The biggest winners, hands down, in the Canadian cannabis supply shortage are all of the smaller, later-to-market producers. It buys them time to get to market, and it will take longer for the first wave of suppliers who are already in stores to build up the brand loyalty they were counting on.
There are still riches to be made from medical cannabis. Maryland showed it this month by smashing annual estimates for sales. And a New York company just made almost $50 million by selling its license before ever selling any actual marijuana.
It's difficult to see a stock you recently bought go down. But as those who sold during Canopy Growth's three significant declines dating back to 2015 would attest, now is not the time to lose our resolve.
The eyes of the cannabis industry continue to shift east, as Massachusetts opens its first recreational dispensaries. But a neighbor is trying to do something much bigger even without expanding beyond medical use.
The last week shaped up to be a historic one for the cannabis industry. But as impressive as last week was, this week is shaping up to be even bigger. That's because you can bank on one recurring situation that inspires the titans of industries to try and outdo each other.
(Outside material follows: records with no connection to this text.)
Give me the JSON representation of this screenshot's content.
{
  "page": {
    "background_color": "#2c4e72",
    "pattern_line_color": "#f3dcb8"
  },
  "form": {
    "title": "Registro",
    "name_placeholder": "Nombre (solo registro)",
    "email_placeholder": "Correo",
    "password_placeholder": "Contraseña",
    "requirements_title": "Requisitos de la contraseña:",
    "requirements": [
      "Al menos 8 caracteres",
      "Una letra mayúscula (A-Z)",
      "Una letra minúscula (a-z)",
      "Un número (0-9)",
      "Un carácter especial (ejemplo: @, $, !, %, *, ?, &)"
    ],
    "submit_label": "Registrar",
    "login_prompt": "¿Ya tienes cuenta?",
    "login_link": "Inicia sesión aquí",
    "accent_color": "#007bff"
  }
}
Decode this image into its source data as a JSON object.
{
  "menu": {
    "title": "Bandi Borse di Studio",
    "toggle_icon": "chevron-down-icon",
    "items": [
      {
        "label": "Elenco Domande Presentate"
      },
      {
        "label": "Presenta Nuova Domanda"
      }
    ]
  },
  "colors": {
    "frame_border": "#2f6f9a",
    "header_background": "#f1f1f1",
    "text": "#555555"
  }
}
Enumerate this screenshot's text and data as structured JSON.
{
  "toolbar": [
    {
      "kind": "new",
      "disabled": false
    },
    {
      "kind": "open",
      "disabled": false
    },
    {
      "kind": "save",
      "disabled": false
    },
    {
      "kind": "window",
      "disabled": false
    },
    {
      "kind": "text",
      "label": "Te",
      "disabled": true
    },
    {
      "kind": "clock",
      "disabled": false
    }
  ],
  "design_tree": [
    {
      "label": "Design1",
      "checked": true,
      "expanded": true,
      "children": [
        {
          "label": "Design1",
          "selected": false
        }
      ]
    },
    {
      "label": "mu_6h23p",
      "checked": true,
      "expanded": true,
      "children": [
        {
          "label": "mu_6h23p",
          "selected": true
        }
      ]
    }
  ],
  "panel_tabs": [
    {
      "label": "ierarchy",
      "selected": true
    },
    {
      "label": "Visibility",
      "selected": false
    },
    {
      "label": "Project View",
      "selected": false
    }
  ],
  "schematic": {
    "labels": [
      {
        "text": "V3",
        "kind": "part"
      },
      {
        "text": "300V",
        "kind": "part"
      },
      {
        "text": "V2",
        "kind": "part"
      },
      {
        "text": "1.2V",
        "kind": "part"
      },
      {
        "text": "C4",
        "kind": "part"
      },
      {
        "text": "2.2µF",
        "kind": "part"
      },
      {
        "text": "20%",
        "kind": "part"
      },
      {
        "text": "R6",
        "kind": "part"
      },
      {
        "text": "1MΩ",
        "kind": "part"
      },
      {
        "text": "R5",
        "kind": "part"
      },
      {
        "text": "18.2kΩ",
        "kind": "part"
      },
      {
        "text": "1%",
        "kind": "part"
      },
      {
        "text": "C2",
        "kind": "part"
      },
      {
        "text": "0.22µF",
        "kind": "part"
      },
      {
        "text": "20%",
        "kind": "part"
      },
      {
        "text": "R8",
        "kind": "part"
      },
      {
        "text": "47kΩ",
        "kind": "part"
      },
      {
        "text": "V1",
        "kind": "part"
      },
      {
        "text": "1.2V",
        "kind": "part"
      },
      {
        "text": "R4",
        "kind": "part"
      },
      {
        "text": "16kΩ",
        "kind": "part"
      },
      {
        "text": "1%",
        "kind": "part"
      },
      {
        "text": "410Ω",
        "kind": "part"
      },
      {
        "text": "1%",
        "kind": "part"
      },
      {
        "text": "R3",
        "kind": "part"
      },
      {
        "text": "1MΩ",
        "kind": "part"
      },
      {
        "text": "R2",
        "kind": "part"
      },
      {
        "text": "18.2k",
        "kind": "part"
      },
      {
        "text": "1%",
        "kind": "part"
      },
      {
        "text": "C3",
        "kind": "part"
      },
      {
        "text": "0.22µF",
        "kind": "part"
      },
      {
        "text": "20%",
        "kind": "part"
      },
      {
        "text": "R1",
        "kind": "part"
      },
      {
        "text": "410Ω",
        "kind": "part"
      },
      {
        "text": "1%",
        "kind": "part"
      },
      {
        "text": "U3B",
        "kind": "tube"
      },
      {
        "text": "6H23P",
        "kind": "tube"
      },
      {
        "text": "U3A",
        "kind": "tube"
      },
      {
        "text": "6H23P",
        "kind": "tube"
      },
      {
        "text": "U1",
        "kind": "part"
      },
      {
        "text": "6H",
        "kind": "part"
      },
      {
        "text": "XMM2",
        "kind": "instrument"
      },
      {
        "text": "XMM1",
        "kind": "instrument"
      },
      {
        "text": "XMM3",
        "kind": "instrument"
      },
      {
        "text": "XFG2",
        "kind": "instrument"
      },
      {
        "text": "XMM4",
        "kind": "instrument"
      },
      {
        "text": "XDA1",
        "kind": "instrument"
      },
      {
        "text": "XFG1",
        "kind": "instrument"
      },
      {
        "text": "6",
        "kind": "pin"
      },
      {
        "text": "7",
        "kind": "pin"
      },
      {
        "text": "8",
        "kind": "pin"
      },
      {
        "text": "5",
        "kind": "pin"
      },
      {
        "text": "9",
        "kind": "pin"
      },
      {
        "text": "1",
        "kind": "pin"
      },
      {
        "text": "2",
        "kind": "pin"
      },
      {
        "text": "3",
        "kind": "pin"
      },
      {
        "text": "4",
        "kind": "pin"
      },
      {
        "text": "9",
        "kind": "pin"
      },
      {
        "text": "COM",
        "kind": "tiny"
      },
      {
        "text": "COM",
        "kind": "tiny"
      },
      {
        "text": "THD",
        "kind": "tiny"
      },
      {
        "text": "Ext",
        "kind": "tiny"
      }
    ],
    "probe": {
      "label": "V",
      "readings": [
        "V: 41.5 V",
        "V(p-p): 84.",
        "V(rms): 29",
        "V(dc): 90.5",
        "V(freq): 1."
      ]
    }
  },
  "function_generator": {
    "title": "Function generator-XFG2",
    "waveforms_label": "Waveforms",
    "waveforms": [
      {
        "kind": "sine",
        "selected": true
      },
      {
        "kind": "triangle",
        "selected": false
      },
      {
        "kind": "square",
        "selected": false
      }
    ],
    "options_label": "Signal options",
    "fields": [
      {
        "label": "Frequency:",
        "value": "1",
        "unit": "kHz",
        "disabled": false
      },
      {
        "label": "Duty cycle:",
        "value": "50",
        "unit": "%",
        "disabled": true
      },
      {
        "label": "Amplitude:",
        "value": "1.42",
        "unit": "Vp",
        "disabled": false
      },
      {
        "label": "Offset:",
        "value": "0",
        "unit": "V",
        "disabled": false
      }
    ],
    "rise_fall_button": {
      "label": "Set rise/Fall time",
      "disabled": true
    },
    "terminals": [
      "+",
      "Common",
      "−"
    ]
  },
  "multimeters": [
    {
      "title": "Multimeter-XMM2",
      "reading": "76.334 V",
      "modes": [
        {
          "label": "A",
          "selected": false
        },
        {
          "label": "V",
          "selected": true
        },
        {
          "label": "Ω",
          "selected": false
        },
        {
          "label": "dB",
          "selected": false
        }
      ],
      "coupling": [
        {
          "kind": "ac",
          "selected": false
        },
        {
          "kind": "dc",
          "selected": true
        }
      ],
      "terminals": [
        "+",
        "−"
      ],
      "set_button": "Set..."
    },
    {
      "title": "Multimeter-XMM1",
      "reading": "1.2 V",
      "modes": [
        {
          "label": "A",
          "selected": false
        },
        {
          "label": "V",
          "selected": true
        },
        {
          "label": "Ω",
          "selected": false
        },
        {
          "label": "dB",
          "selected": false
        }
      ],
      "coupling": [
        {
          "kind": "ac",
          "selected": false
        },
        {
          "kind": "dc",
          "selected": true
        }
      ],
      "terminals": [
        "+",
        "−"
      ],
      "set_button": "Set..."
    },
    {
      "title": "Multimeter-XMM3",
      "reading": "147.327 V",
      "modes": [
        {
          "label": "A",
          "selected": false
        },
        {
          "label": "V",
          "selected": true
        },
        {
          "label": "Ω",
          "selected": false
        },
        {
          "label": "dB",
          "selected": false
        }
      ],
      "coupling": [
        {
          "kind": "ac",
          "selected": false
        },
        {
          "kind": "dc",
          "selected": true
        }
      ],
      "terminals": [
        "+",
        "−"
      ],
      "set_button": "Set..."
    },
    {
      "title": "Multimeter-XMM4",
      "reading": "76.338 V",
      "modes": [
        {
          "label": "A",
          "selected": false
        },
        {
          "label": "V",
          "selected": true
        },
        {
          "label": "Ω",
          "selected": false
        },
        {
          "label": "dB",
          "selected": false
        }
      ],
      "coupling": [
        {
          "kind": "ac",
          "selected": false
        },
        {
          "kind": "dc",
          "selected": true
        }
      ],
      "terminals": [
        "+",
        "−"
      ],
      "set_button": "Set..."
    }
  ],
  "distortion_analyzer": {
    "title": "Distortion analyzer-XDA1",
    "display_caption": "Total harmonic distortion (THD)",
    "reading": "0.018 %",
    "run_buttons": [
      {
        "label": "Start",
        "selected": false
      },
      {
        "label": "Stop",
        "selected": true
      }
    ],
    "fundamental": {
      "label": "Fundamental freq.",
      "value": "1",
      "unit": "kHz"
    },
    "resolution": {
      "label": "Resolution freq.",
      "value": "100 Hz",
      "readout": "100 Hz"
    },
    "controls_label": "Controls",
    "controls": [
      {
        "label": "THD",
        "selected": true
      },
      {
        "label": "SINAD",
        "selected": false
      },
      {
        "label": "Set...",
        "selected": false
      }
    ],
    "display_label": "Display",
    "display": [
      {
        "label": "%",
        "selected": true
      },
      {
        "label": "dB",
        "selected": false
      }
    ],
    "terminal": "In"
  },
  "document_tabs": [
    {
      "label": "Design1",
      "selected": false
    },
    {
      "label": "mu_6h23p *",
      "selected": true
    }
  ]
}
More than $42 billion is spent annually on medical and psychiatric care. And with treatments like opioids increasingly out of favor, Americans - especially veterans suffering from PTSD - are looking for safe, reliable alternatives. And cannabis more than any other substance is ready to fill that void.
With the biggest opponent to cannabis out of the way, the federal government has an easier path to pro-cannabis measures. That will open up the floodgates for publicly traded cannabis firms, especially those operating in the United States.